:: TASK OBJECTIVE ::
Search the material below for the word "description". Copy every line that has it.

:: RECORDS FOR PROCESSING ::
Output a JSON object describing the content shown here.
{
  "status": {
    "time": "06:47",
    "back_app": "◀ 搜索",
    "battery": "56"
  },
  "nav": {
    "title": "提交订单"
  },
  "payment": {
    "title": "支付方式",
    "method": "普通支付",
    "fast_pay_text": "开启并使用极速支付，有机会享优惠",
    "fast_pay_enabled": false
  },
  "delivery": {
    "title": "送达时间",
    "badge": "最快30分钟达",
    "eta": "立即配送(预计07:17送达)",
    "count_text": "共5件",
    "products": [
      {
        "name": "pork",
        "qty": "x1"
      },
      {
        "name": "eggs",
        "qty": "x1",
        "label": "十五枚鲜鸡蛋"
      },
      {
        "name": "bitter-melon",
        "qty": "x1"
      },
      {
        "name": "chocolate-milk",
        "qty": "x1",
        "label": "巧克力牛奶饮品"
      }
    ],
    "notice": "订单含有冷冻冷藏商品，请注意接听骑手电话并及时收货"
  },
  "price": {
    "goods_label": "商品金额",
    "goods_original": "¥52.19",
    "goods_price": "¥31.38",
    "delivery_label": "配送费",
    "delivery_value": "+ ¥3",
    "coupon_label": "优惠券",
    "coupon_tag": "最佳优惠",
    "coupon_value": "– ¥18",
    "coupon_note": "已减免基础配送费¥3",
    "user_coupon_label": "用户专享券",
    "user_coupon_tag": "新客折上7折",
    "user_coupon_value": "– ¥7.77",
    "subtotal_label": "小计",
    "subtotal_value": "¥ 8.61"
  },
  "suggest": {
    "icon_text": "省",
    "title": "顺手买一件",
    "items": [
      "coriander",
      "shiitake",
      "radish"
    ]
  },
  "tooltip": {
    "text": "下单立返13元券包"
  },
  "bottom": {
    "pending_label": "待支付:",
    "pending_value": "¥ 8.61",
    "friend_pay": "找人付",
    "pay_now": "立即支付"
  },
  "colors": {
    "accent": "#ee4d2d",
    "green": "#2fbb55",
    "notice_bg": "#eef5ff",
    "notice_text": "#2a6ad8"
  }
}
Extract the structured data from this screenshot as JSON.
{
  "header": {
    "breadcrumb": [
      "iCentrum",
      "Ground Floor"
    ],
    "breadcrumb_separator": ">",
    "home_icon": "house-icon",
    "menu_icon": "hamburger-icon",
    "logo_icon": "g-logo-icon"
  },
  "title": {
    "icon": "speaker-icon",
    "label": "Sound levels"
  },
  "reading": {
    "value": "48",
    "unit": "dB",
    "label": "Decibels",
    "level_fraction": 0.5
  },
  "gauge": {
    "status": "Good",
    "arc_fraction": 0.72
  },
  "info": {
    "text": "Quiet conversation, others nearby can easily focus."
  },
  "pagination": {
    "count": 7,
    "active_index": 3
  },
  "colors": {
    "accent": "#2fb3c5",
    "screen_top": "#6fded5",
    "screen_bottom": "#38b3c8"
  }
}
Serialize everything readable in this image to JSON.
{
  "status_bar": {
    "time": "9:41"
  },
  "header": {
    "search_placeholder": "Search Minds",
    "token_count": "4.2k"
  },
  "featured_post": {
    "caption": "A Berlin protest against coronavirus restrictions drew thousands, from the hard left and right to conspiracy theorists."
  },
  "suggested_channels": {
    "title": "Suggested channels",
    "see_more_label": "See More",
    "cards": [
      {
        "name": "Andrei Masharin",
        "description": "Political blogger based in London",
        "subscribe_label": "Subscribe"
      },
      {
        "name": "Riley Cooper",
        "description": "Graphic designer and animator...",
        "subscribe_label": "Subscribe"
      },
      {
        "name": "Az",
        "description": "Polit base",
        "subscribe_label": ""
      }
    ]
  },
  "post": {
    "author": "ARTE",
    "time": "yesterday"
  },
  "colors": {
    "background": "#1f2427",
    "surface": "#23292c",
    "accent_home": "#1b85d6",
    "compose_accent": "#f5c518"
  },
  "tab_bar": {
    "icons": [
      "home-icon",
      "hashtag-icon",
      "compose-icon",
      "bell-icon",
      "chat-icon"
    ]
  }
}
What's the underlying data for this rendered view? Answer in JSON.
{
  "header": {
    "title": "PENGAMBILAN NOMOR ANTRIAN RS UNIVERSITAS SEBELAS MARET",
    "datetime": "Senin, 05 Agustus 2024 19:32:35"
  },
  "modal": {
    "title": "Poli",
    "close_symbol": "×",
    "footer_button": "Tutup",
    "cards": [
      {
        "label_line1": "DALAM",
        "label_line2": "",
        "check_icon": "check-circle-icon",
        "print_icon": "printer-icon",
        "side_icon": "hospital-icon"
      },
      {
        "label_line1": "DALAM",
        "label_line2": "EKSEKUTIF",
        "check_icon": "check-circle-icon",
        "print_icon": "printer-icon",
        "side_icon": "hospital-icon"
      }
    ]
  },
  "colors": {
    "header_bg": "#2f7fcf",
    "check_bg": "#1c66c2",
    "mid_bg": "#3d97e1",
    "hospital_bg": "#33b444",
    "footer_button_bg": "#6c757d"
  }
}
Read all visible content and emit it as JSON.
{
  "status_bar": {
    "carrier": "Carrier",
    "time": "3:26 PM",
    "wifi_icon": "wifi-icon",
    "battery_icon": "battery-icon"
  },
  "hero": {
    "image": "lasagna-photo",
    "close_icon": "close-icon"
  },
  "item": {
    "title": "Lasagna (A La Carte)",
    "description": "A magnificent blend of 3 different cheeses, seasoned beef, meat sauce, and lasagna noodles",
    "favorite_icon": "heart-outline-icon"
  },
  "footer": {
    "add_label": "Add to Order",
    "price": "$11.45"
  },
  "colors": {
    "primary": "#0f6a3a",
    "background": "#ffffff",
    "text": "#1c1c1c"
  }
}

:: ANSWER SECTION ::
        "description": "Political blogger based in London",
        "description": "Graphic designer and animator...",
        "description": "Polit base",
    "description": "A magnificent blend of 3 different cheeses, seasoned beef, meat sauce, and lasagna noodles",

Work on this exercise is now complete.